  4. Hello all, ever since I was eight years old I wanted to make games. I always thought about what music I'd use, what different weapons you could use, etc. I've always loved to play games, there's nothing better than relaxing with a good game. When I turned 13, I started to "hack" games for the PSP. I learned a lot about the MIPS assembly language and really enjoyed being able to alter the game in ways I wanted. While I was doing that, I started programming for the PC in Visual Basic, doing some small projects here and there. I was always told this was a bad language, teaching horrible programming techniques and the like. So, I moved on to C++ and learned a lot of the basics very quickly. I wanted to move away from console programs and I've started working with GUI programs. I've created several different programs that have a GUI, nothing too fancy as I'm still learning. I'm now 17 and looking into college for next year. I figured I'd take my love for games and programming and combine them. My question is, I went to the game store the other day to buy a new XBOX and was talking to one of the employees. Apparently, a friend of hers had started game development and went to Japan to be an apprentice. He would test games for quirks and learn about development while getting paid, now he's back and about to go to a college here in Austin, TX. When he gets his degree, he's likely to have a job in Japan developing games. I have ALWAYS wanted to travel the world and thought this would be excellent! I would get to travel to one of the countries they offered (Australia, Japan and a few others) while learning about game development. Then I would be able to snag a job in one of these countries working in GAME DEVELOPMENT, how great!

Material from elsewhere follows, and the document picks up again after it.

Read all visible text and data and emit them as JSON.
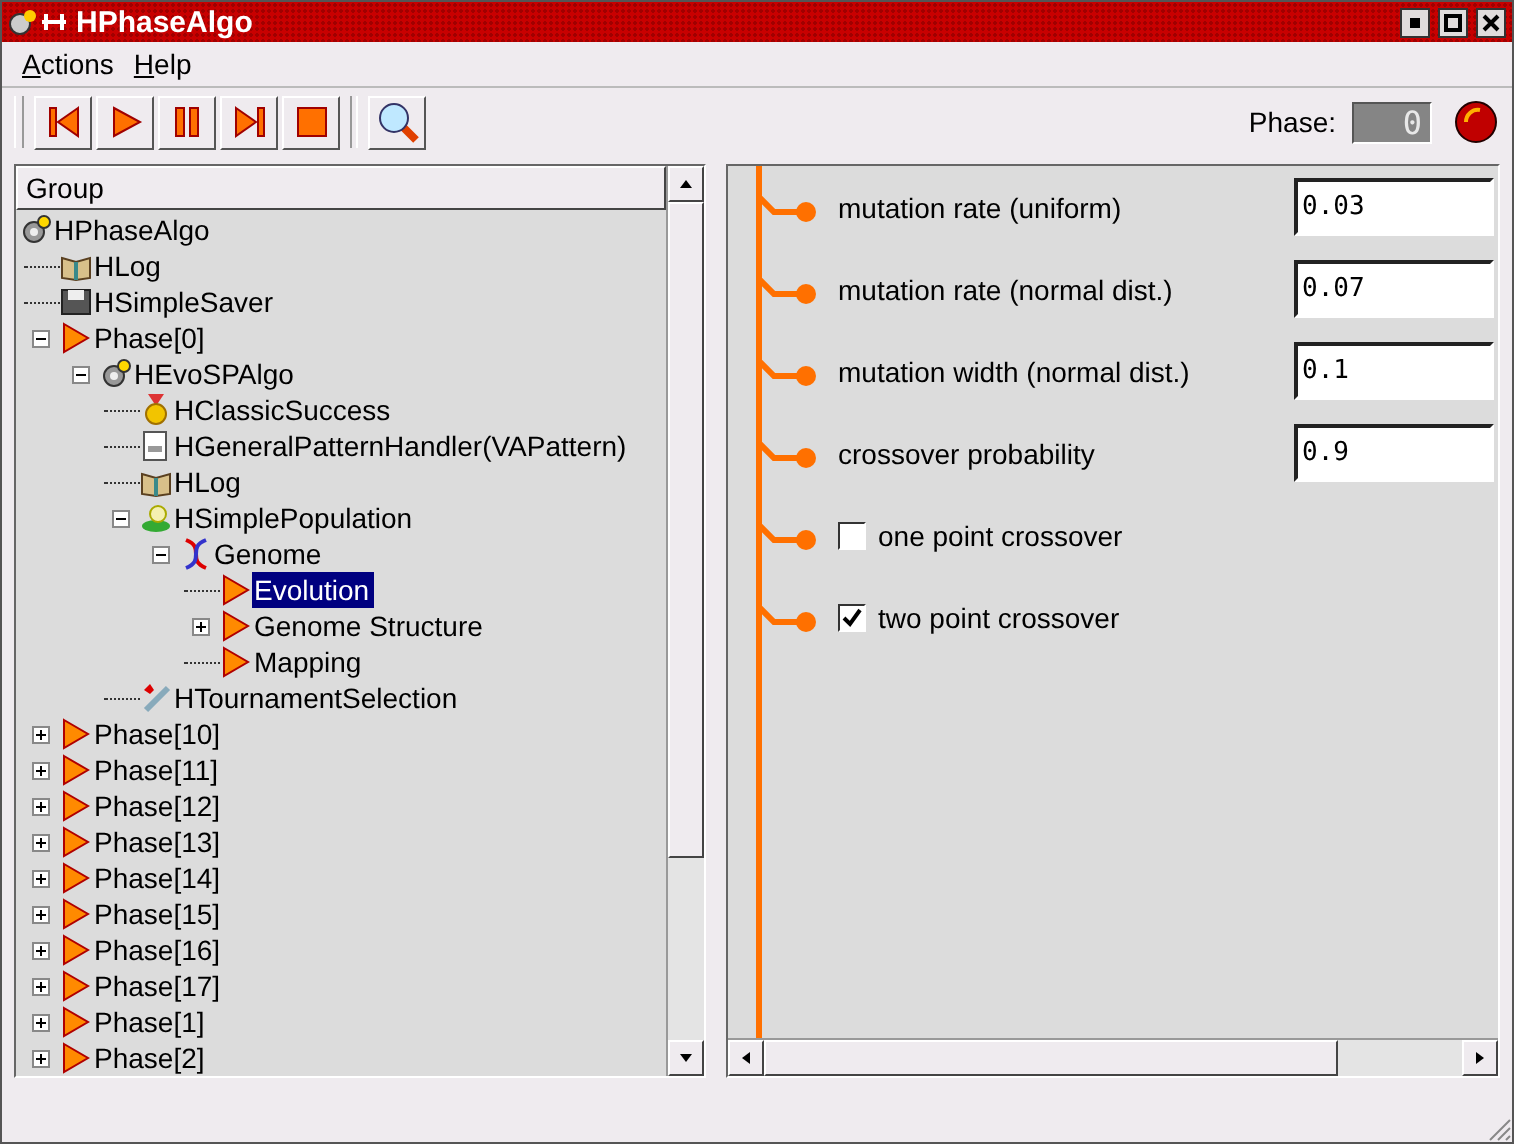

I left my number to have the guy call me but he has yet to do so. I've turned to google to look for anything on the subject but can't find a thing. Does anyone know of any program like this or a college that offers something similar?